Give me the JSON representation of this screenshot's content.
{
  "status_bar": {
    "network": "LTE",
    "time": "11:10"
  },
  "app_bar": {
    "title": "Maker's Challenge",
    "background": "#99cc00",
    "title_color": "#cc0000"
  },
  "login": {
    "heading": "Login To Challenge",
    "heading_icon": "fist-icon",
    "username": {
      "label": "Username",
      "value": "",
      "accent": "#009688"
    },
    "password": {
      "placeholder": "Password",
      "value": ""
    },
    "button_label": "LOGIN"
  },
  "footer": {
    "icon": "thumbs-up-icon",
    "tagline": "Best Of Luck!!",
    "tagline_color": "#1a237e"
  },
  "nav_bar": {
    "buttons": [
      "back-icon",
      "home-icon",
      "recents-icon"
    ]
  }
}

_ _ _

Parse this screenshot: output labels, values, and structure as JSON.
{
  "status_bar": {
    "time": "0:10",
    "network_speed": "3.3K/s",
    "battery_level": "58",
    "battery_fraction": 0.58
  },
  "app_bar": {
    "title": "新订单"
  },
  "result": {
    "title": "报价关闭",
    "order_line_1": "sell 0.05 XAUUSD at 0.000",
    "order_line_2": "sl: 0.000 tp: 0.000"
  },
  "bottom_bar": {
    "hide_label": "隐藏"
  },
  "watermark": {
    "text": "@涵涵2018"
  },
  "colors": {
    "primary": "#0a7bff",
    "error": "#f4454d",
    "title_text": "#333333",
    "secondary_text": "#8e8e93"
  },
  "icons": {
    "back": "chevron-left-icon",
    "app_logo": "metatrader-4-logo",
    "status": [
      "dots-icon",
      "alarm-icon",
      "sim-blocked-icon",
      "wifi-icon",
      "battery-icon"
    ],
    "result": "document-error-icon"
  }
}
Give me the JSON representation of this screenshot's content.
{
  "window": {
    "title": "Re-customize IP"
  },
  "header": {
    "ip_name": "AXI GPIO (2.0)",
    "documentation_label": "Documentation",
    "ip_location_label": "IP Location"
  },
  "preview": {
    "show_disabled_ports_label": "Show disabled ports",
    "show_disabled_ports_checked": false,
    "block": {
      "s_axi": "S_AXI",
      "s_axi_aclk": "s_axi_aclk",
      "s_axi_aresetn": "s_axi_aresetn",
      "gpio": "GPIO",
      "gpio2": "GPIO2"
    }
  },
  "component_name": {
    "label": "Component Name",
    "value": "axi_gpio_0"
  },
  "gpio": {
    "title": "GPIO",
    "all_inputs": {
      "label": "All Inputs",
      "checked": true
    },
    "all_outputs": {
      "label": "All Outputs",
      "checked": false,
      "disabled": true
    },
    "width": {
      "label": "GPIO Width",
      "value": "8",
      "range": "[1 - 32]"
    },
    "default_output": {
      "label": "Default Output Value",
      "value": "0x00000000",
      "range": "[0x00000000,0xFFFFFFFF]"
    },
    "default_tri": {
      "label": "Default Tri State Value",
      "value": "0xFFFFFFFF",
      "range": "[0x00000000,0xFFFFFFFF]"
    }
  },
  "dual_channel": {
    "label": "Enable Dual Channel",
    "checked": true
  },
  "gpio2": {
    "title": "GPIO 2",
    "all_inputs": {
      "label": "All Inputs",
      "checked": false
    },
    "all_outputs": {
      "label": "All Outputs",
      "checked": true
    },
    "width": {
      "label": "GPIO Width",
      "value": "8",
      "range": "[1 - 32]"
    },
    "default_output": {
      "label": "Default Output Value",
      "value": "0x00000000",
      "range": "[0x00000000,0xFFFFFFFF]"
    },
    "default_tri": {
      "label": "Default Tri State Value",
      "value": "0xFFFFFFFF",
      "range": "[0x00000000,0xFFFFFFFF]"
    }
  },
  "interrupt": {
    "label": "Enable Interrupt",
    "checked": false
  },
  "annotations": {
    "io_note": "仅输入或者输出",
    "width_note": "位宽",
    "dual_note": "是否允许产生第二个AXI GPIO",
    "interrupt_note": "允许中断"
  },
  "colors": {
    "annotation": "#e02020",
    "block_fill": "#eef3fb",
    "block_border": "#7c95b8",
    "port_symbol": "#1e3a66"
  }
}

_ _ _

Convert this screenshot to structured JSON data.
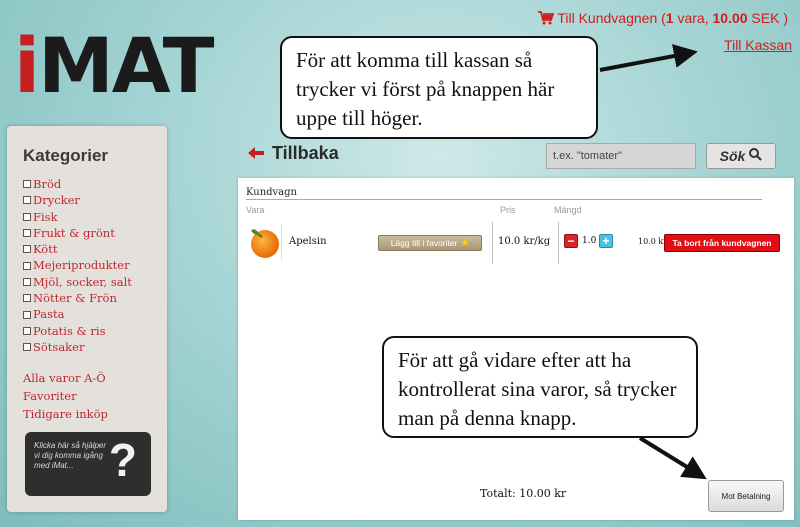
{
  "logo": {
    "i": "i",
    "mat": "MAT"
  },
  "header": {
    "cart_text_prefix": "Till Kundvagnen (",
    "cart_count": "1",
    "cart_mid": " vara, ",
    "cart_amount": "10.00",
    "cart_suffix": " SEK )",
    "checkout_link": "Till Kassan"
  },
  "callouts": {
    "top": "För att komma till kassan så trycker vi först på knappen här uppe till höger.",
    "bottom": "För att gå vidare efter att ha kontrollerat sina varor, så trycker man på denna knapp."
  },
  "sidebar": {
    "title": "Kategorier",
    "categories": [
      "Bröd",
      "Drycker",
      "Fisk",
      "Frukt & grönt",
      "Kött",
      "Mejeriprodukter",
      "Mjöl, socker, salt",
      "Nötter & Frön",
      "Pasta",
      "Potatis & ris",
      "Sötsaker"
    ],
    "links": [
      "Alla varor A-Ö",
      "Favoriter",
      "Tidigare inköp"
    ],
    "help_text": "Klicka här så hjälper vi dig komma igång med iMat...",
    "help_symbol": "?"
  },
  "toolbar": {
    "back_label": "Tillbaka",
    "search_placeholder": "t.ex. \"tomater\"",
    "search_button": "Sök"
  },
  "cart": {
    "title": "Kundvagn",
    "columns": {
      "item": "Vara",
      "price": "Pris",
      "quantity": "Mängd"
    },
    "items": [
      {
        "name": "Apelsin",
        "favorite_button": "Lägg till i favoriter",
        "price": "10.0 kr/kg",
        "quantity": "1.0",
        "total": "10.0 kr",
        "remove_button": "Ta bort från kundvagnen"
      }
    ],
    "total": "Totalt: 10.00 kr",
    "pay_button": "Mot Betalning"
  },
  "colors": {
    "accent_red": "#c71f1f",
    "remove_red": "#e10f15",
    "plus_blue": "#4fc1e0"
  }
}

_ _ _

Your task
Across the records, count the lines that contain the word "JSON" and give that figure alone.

Answer below
4